To combine or supply with oxygen.
With adequate available oxygen; aerobic.
A saturation of or a combination with oxygen, as with the aeration of the blood in the lungs.
A device for mechanically oxygenating anything; but especially, blood. When used to oxygenate blood, it is usually used during thoracic surgery or open-heart surgery.
Concerning, resembling, containing, or consisting of oxygen.
oxygenotaxis, oxygenotactic:
A directed response of a motile organism towards (positive) or away from (negative) an oxygen stimulus.
oxygenotropism, oxygenotropic:
An orientation movement induced by an oxygen gradient stimulus.
oxygeophilous, oxygeophile, oxygeophily:
Thriving in humus-rich habitats.
A plant growing in humus.
Pertaining to plant communities in humus-rich habitats.
oxygeusia, oxygeustic:
Excessive acuteness of the sense of taste.
Having more or less sharp jaws.
Having acute angles; acute-angled.
A familiar protein is the one in red blood corpuscles that combines with oxygen in the lungs and carries it to the cells of the tissues, where it gives it up again. When it combines with oxygen, it becomes oxyhemoglobin.
An apparatus for measurement of the amount of oxygen in the blood.
A type of hydrocephalus in which the head has a pointed shape.
Consisting of a mixture of oxygen and hydrogen.
Fast speech, usually excessively fast.
oxylophilous, oxylophile, oxylophily:
Thriving in humus or humus-rich habitats.
oxylophyte, oxylophytic:
A plant growing in a humus-rich habitat.
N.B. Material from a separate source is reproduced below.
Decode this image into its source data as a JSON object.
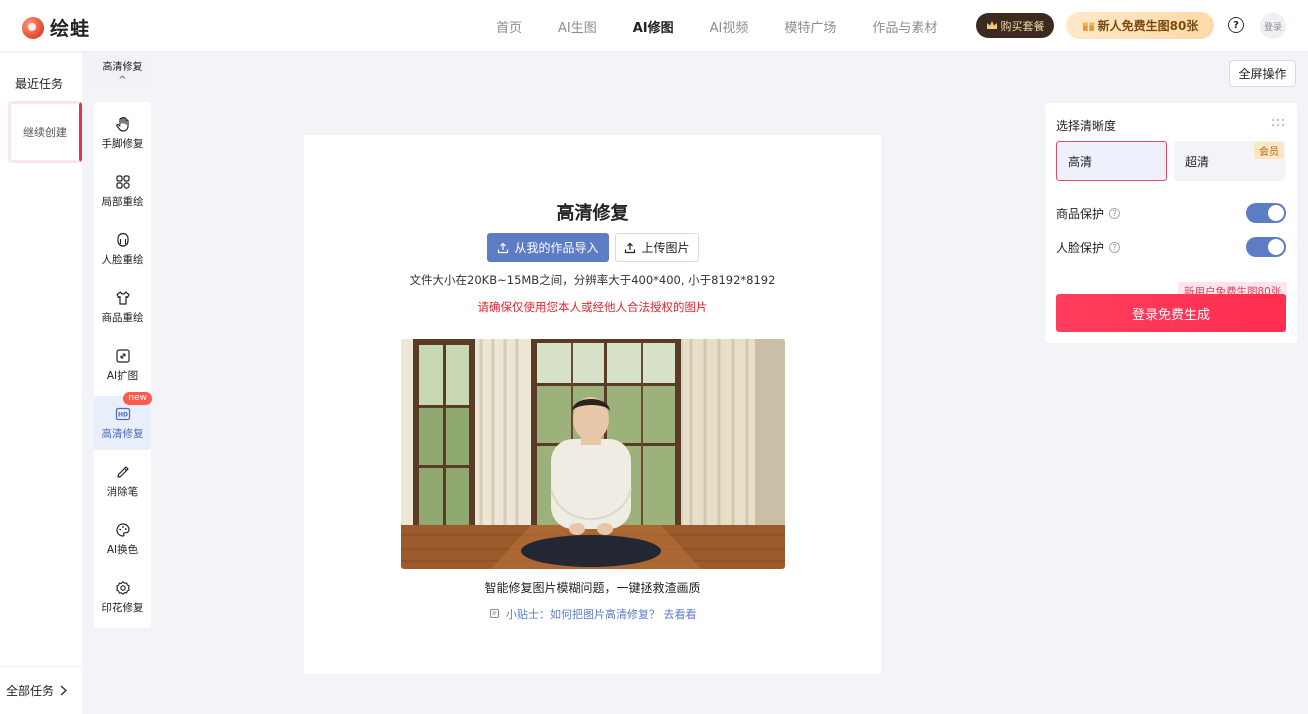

Luminescence caused by oxidation.
A medicinal drink or syrup compounded of vinegar and honey, sometimes with other ingredients.